What was she to do? Lilly leaned back into the soft pillows. Was it all true? Had she inherited a fortune, and could she picture herself living here? What about Father? She’d moved into her own place a while back, but would he insist on living at Rosenli with her? His daily pessimistic outbursts and derogatory comments had taken their toll on her, but what would her father say if she moved away? Who would calm him when his temper steered his mood? Maybe more than anything, was she capable of taking care of Aunt Agatha’s estate?
She stopped by the casket one last time then grabbed her handbag and walked into the hallway.
The butler stood by the wardrobe as she came out. It was as if he expected her.
“Mr. Bing, I need a word with you.”
“You may call me John, miss. Now that we’ll be seeing more of each other, you should know we go by first names in this house. Agatha insisted on it.”
“Very well. Then I would like you to call me Lilly.” She showed him the photograph. “Please tell me about this man. Who is he?”
John smiled. “Oh, so you found the picture. Good. Agatha placed it there for you to find. She had much to tell you, and now it’s up to you to discover what. Find her story, and you’ll understand who that man is.”
Lilly widened her eyes. “That sounds intriguing, but I must warn you; I’m usually not very patient. At least show me where to look?”
“You’ll understand. Just follow your heart.”
John handed her a miniature box tied with a red silk ribbon. “She wanted you to have this.”
Lilly gingerly unfastened the ribbon and opened the lid. Inside was a small silver amulet. She picked it up. Half a heart. She lifted her gaze to John, but he said nothing. The old man stood there with a stoic but friendly look on his face.
“What does this mean, John? How can I follow my heart if I only have half of it?”
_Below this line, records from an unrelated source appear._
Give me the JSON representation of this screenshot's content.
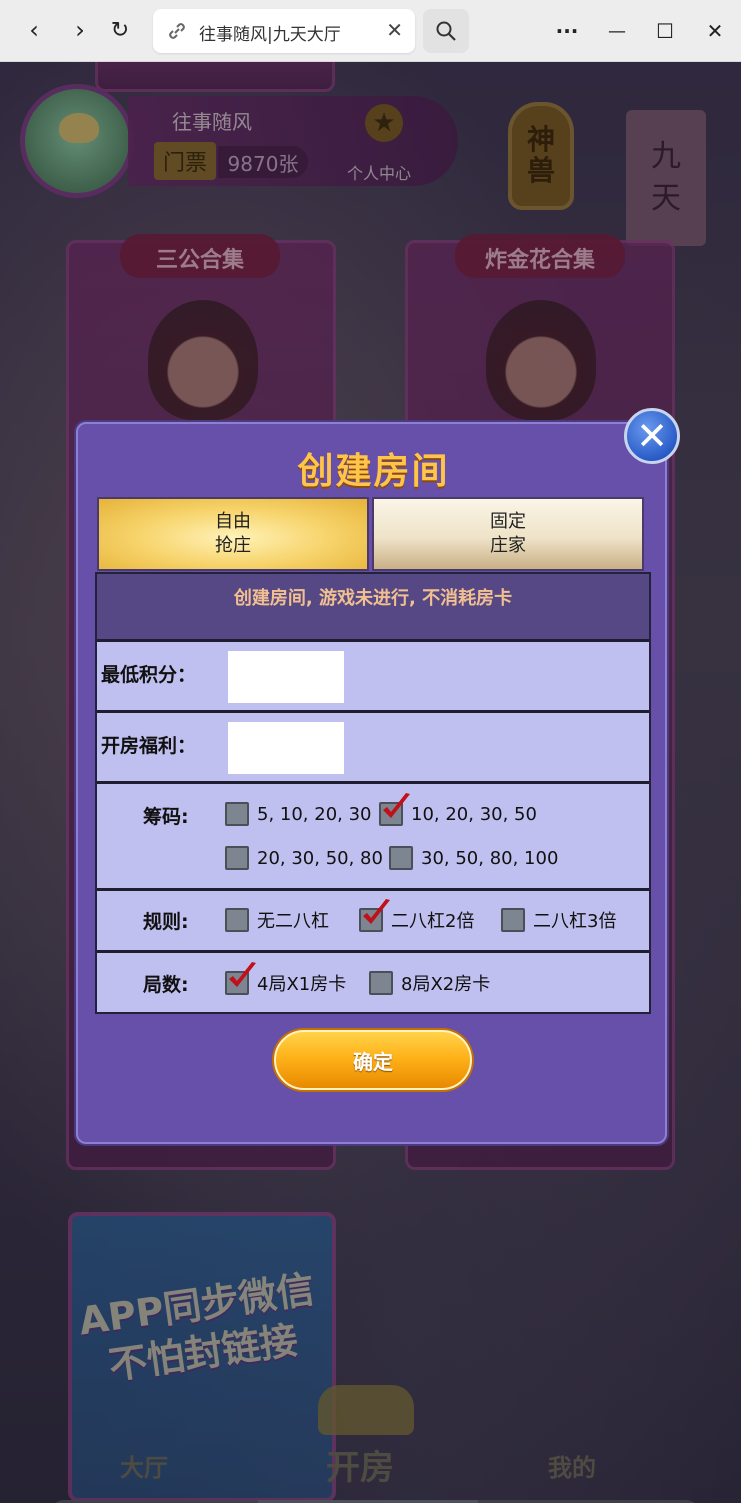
{
  "browser": {
    "tab_title": "往事随风|九天大厅",
    "tab_close": "✕",
    "back": "‹",
    "forward": "›",
    "reload": "↻",
    "more": "···",
    "minimize": "—",
    "maximize": "☐",
    "close": "✕"
  },
  "hall": {
    "username": "往事随风",
    "ticket_label": "门票",
    "ticket_count": "9870张",
    "center_label": "个人中心",
    "shenshou": "神\n兽",
    "jiutian": "九\n天",
    "card1_title": "三公合集",
    "card2_title": "炸金花合集",
    "promo_text": "APP同步微信\n不怕封链接",
    "nav_home": "大厅",
    "nav_open": "开房",
    "nav_mine": "我的"
  },
  "dialog": {
    "title": "创建房间",
    "close_icon": "✕",
    "tab_free_line1": "自由",
    "tab_free_line2": "抢庄",
    "tab_fixed_line1": "固定",
    "tab_fixed_line2": "庄家",
    "notice": "创建房间, 游戏未进行, 不消耗房卡",
    "min_score_label": "最低积分：",
    "min_score_value": "",
    "bonus_label": "开房福利：",
    "bonus_value": "",
    "chips_label": "筹码:",
    "chips_options": [
      {
        "label": "5, 10, 20, 30",
        "checked": false
      },
      {
        "label": "10, 20, 30, 50",
        "checked": true
      },
      {
        "label": "20, 30, 50, 80",
        "checked": false
      },
      {
        "label": "30, 50, 80, 100",
        "checked": false
      }
    ],
    "rules_label": "规则:",
    "rules_options": [
      {
        "label": "无二八杠",
        "checked": false
      },
      {
        "label": "二八杠2倍",
        "checked": true
      },
      {
        "label": "二八杠3倍",
        "checked": false
      }
    ],
    "rounds_label": "局数:",
    "rounds_options": [
      {
        "label": "4局X1房卡",
        "checked": true
      },
      {
        "label": "8局X2房卡",
        "checked": false
      }
    ],
    "confirm_label": "确定"
  },
  "colors": {
    "dialog_bg": "#6750a9",
    "title_gold": "#ffc44a",
    "form_bg": "#c0c0f0",
    "check_red": "#c0101a"
  }
}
The butler smiled but didn’t answer her question. He didn’t even ask her if she planned to move in. Lilly narrowed her brow, confused at such limited information. She’d grown used to working with numbers, patterns, and orderly schedules. How did one learn something new by merely listening to their heart? She pulled her shoulders back. “I will try, John, but I hope for some help along the way. I truly want to understand who Agatha was. Even if it might seem late now that she has passed, I’d like to become acquainted with her.”
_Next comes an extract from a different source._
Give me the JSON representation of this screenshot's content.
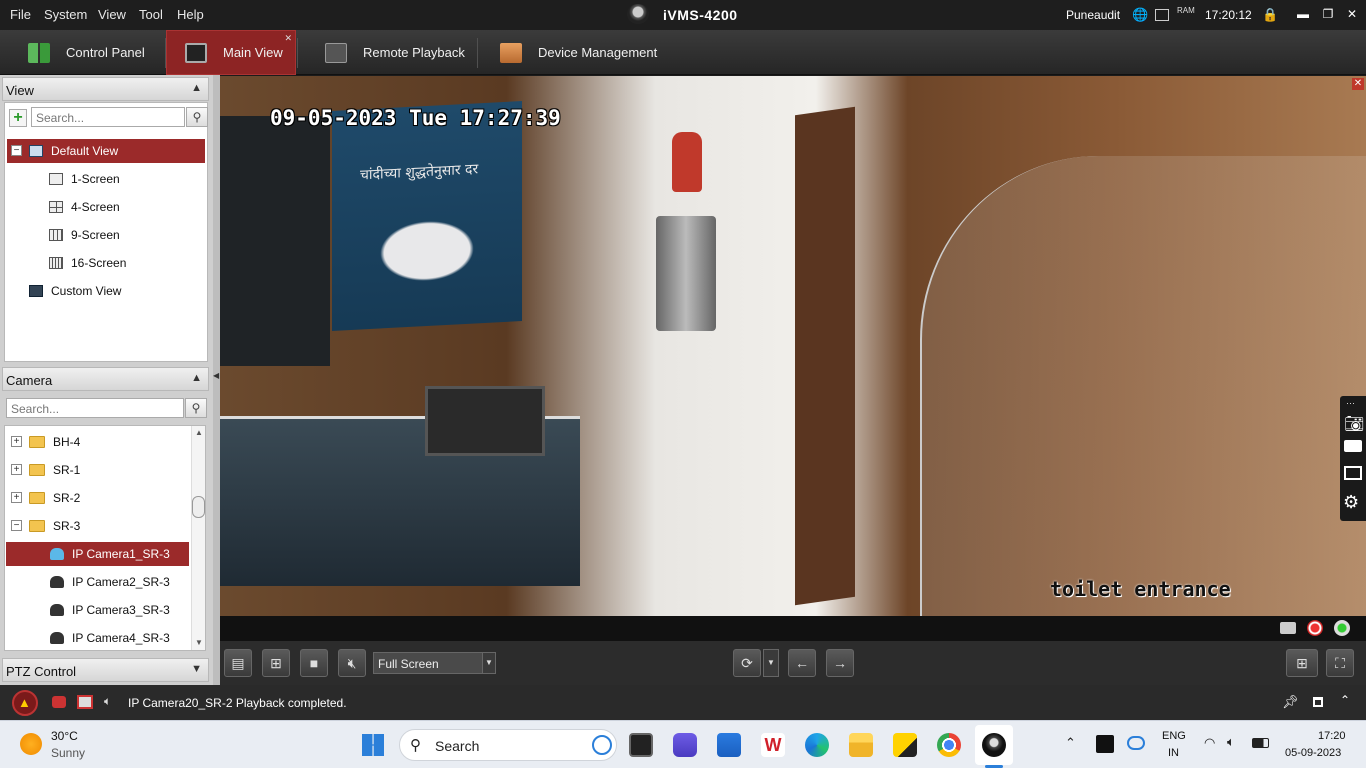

John touched her shoulder. “That’s the spirit.”
Here’s the blurb:
Betrayal and trust go hand in hand in the first book of Heidi Eljarbo’s new turn-of-the-century series.
It’s 1898, and Lilly has spent most of her life motherless and living with a father who never looks for a silver lining. When her great-aunt Agatha passes, Lilly’s existence takes a drastic turn. She packs her few belongings and moves into the old lady’s magnificent estate, Rosenli Manor.
In the days that follow, Lilly tries to understand who Agatha really was, and hidden secrets slowly rise to the surface. Her great-aunt’s glamorous legacy is not quite what Lilly had imagined. She must trust in newly forged friendships, and to her surprise, she discovers what it means to truly fall in love. But not everyone is happy about the new mistress of Rosenli.
Intrigue, mystery, and a touch of romance in the Norwegian countryside fill the pages of Secrets of Rosenli Manor.
Heidi Eljarbo is the bestselling author of historical fiction and mysteries filled with courageous and good characters that are easy to love and others you don’t want to go near.
Heidi grew up in a home filled with books and artwork and she never truly imagined she would do anything other than write and paint. She studied art, languages, and history, all of which have come in handy when working as an author, magazine journalist, and painter.
After living in Canada, six US states, Japan, Switzerland, and Austria, Heidi now calls Norway home. She and her husband have a total of nine children, thirteen grandchildren—so far—in addition to a bouncy Wheaten Terrier.
Their favorite retreat is a mountain cabin, where they hike in the summertime and ski the vast, white terrain during winter.
Heidi’s favorites are family, God’s beautiful nature, and the word whimsical.